▶ _Exercise instructions_
Among the entries below, find the lines that hold the word "this" and report them.

Items from a data source:
****************

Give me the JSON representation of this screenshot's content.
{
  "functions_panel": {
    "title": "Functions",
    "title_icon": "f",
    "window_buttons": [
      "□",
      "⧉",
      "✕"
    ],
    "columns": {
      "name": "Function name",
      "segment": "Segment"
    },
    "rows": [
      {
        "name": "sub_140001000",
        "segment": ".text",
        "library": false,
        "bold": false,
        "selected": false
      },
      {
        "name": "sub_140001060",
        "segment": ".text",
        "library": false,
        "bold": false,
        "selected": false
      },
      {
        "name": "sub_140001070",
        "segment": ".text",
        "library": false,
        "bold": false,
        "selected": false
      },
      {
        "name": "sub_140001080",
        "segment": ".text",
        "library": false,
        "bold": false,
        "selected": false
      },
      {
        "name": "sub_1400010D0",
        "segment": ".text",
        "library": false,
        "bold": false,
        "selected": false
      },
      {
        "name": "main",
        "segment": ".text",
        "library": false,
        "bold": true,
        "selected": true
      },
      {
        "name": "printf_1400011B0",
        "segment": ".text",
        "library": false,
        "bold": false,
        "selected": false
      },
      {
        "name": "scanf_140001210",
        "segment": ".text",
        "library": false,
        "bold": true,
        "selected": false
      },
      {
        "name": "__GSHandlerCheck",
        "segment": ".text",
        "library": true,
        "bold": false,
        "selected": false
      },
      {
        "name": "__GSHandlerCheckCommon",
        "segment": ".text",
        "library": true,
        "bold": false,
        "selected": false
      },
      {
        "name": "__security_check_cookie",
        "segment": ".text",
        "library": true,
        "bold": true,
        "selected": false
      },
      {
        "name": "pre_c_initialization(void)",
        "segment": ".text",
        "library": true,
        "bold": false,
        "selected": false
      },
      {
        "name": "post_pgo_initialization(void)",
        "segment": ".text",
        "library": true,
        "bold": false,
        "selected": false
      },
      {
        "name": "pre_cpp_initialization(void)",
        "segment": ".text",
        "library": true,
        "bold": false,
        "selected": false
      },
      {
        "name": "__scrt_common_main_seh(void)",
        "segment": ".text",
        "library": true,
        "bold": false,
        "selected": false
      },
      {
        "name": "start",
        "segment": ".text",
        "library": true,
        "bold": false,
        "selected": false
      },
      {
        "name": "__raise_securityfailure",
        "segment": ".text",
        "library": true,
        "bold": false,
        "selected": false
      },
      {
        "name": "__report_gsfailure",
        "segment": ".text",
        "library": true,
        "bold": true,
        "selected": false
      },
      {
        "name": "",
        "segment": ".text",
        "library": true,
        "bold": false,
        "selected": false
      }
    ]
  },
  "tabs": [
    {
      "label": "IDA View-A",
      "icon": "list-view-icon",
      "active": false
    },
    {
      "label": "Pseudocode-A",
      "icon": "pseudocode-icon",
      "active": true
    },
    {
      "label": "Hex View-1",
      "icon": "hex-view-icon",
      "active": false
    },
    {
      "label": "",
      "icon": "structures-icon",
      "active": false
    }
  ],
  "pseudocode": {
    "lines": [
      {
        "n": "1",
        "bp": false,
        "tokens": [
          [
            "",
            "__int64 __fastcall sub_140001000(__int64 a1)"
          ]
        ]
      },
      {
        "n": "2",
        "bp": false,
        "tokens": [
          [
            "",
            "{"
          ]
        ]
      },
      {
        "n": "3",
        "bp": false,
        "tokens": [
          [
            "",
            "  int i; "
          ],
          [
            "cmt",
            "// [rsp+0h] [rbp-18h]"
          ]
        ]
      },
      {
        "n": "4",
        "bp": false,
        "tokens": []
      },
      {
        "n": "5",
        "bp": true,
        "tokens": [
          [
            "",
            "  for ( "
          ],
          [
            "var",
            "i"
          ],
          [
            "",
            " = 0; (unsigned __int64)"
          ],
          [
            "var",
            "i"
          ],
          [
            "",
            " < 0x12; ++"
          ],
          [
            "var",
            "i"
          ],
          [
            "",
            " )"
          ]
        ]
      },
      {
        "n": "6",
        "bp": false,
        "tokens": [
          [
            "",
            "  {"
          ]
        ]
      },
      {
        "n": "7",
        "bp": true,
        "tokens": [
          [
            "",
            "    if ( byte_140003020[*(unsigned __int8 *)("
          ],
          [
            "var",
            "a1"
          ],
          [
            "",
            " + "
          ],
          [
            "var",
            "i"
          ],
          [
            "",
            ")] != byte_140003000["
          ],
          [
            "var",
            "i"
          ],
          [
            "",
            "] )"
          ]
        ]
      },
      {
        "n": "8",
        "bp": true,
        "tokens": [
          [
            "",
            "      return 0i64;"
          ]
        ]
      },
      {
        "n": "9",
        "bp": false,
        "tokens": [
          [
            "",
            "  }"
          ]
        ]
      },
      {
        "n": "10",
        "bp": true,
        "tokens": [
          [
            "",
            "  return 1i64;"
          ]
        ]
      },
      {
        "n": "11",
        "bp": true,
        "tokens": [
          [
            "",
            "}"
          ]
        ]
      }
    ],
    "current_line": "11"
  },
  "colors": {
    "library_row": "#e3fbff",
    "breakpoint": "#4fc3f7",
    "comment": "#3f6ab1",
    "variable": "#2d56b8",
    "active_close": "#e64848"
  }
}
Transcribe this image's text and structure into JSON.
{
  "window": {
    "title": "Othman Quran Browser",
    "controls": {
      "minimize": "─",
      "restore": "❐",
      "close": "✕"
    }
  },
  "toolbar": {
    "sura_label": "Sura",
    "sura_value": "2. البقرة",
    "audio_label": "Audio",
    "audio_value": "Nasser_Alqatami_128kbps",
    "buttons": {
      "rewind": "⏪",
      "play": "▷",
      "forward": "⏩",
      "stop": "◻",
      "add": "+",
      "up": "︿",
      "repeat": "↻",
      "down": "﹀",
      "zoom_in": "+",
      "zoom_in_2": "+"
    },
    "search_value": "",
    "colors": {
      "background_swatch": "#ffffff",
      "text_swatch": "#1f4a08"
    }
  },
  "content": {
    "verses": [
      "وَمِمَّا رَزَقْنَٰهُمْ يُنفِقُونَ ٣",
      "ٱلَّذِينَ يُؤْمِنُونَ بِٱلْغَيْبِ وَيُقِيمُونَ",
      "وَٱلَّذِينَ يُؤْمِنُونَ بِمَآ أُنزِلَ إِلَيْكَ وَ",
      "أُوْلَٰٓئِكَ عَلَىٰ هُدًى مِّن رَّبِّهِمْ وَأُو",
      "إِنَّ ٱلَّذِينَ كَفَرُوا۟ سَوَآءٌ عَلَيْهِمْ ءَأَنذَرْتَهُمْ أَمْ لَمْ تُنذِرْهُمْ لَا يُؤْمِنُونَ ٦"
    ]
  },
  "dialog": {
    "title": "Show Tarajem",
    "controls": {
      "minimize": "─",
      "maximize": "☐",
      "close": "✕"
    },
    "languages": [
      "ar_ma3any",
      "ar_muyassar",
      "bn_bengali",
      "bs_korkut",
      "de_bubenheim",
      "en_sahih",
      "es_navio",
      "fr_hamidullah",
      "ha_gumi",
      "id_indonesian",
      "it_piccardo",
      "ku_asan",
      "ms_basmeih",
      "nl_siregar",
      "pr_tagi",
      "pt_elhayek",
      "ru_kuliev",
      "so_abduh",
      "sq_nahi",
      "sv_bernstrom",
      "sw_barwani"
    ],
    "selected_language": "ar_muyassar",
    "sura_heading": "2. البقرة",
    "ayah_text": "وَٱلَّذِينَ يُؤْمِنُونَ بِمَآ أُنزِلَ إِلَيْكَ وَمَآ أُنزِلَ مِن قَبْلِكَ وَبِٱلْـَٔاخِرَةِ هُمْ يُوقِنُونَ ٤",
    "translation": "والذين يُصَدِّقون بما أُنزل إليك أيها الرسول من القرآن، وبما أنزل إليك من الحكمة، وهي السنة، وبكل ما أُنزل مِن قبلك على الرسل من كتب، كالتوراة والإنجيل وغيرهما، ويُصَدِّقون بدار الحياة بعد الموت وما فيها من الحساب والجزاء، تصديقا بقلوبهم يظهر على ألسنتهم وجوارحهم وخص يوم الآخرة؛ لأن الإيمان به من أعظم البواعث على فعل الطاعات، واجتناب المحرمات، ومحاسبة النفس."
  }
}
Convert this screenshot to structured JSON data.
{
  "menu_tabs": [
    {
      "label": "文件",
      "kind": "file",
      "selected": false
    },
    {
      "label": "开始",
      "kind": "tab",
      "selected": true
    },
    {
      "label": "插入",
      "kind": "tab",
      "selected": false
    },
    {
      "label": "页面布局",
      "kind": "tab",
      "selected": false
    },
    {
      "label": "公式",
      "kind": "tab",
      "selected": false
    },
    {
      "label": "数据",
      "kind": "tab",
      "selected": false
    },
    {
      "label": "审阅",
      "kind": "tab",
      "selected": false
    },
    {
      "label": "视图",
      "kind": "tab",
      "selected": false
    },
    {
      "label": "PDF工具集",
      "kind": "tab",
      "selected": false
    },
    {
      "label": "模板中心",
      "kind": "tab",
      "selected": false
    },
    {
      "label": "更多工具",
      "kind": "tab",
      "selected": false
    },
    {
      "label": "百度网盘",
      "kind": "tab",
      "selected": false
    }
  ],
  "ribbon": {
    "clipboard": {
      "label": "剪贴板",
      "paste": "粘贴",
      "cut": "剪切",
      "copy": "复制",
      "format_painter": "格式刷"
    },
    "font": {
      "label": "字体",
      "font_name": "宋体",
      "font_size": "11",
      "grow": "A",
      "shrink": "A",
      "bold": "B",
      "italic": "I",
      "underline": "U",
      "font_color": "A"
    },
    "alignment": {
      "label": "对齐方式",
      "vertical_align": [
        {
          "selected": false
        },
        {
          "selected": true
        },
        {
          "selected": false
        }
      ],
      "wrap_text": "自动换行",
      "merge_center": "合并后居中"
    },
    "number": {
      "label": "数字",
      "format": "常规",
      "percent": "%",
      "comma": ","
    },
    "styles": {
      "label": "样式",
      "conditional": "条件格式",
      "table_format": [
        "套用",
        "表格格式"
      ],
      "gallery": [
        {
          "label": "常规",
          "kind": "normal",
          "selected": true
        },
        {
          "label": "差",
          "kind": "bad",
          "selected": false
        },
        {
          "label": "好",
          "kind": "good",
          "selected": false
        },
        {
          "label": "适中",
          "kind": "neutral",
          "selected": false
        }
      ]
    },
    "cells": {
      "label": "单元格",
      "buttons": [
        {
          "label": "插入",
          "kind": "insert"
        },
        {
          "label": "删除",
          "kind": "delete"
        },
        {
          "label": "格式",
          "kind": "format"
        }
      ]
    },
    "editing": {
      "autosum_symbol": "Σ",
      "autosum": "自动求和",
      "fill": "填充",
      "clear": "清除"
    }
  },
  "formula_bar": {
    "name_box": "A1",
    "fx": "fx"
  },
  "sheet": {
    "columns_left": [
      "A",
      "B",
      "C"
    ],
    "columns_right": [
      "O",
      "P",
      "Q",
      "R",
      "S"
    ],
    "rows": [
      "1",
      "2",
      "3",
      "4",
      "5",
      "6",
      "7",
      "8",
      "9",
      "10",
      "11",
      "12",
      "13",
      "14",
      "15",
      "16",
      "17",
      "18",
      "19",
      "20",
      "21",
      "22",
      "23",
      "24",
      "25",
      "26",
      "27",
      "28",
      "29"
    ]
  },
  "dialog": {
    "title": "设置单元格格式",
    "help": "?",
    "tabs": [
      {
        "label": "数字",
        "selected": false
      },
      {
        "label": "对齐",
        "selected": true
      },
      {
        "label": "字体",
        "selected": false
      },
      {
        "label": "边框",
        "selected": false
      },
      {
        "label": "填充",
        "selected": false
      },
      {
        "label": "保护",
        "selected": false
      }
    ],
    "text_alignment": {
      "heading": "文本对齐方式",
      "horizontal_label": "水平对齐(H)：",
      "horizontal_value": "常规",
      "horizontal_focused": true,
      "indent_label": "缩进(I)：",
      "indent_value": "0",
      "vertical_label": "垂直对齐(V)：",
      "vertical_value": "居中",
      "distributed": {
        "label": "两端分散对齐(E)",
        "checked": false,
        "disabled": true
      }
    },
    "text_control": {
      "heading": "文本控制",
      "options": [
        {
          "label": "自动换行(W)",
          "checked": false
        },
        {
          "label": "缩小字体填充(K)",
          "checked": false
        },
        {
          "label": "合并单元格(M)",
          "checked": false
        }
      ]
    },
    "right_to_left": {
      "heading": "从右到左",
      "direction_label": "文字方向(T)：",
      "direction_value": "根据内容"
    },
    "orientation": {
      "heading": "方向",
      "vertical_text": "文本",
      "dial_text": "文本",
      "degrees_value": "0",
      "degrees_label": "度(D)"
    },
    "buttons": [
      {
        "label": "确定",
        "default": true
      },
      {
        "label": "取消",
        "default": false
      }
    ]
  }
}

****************

▶ _Task output_
Give me the JSON representation of this screenshot's content.
Transcribe this image's text and structure into JSON.
Convert this screenshot to structured JSON data.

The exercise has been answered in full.